At some point during the afternoon, though, the chanting stopped and the slow breathing control began. Even though things were intensifying, both Ben and I still thought that she would not be born very soon. Mentally I was preparing to be in that state for hours on end. Shortly thereafter they started backing off of the Pitocin. My contractions continued to build... I was doing it on my own! They had just removed me completely from the Pitocin when our midwife came in at 5pm. It was right then that it felt different - as scared as I was to take the next step in this painful journey, I had to be honest with her and tell her that I really felt like pushing. She checked me - I was at about 9.5 cm dilated and almost completely effaced - "Your cervix is like almost gone... go ahead and push!"
I checked the clock with each contraction. 20 minutes or so went by with me holding my knees back on my own. The baby was getting lower. My water still had not broken. They put up the squat bar on the bed... but I just used it to put my feet up. After pushing a couple times this way, they offered me a little twisted sheet to use as a "rope" to hold on to with my arms so that I could also "curl" my body upwards and really get to work. Once the rope was handed to me, things got real.
One or two pushes in using the rope and Ben said, "I can see her head... in the bag of waters. I see her hair swirling around!" "Really?!" I said. The midwife said, "Reach down and feel her." I reached down and felt what I can only describe as a bit of a water balloon, Hah! It was joyous. I burst into tears. "Oh my god I want to hold her!" I exclaimed.
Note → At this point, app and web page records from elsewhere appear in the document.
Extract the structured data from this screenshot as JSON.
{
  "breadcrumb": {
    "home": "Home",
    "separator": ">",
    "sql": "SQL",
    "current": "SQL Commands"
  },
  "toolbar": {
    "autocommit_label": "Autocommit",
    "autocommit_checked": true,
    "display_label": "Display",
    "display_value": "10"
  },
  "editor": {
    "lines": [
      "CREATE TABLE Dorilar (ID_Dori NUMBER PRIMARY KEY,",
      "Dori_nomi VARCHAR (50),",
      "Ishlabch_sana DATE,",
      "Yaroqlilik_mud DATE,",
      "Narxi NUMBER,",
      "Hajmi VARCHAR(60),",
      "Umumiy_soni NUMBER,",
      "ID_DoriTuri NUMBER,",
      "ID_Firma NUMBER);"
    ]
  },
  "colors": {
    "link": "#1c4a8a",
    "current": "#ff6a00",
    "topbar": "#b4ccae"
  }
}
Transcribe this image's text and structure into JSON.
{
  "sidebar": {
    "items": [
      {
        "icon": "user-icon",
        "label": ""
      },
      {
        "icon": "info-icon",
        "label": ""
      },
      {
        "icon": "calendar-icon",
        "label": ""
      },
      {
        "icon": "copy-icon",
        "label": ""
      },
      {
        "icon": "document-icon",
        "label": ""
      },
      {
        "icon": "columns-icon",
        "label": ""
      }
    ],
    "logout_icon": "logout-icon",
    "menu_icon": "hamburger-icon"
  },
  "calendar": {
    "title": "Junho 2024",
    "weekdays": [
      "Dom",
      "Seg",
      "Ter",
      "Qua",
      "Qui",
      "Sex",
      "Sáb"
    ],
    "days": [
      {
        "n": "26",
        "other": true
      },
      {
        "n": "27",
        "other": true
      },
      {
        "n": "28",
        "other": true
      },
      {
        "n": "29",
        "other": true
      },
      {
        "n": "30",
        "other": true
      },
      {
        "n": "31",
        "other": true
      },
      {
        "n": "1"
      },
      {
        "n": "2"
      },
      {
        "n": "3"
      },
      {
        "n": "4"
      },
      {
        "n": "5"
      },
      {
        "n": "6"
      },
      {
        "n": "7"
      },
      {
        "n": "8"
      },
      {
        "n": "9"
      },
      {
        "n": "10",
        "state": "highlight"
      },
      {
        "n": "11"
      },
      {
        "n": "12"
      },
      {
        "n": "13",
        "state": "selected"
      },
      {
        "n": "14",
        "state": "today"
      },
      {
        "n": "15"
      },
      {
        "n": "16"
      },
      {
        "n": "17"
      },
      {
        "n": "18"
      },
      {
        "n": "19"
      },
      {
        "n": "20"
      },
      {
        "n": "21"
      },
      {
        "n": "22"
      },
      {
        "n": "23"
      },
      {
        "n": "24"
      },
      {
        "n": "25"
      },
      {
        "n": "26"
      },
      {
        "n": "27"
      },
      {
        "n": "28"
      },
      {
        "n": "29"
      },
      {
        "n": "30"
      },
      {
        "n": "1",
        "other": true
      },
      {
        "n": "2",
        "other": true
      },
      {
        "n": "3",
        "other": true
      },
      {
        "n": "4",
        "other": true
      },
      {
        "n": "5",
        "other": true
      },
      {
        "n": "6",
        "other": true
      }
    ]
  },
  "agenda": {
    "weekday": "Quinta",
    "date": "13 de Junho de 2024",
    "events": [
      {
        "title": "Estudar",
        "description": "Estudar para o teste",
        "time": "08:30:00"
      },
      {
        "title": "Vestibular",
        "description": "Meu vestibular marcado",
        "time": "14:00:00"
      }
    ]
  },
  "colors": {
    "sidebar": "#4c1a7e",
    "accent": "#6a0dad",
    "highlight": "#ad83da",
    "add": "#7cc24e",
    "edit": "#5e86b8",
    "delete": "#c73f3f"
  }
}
I didn't know it then, but there were only 7 or 8 good pushes left. At one point, the midwife said, "She's almost here, she's right there." and I looked down at her between contractions. She was holding up a tissue to shield from my bag of waters. My waters still had not broken, but on the second-to-final push they did. When they did, the baby stayed put. Normally in birth the baby comes down and out a little when you push and then back in a little when you rest. But when the water burst, she stayed... she was crowning!
The crowning was a new level of pain. My midwife could see this and said the most profound thing I've ever heard, "This is your new normal. Just get used to this new normal and adjust to it. You can do this."
I let go of the rope as I couldn't take it anymore. I was beside myself with pain... but still somehow present in all of this. I let the sensations establish themselves for a few seconds. I felt the burning, I reached down to add some counter-pressure on my own during my final push. I knew this push would be the last - I just knew it.
Reaching deep inside, and forcing all my will-power over the edge of what I thought I could not handle (but did), I curled up, I curled inward, my mind went blank.
The next thing I remember is opening my eyes to the most beautiful sight any mother could ever see... her newly born baby laying on her stomach, looking right up at her, crying with opened eyes, reaching out to be held.
Many many many joyous exclamations, many many tears, many many declarations of disbelief for how easy and quickly this went. So much love.
It was 5:47pm. I had only pushed for about 45 minutes...only 15 minutes or so of which was really very intense. We had done it. Greta is here.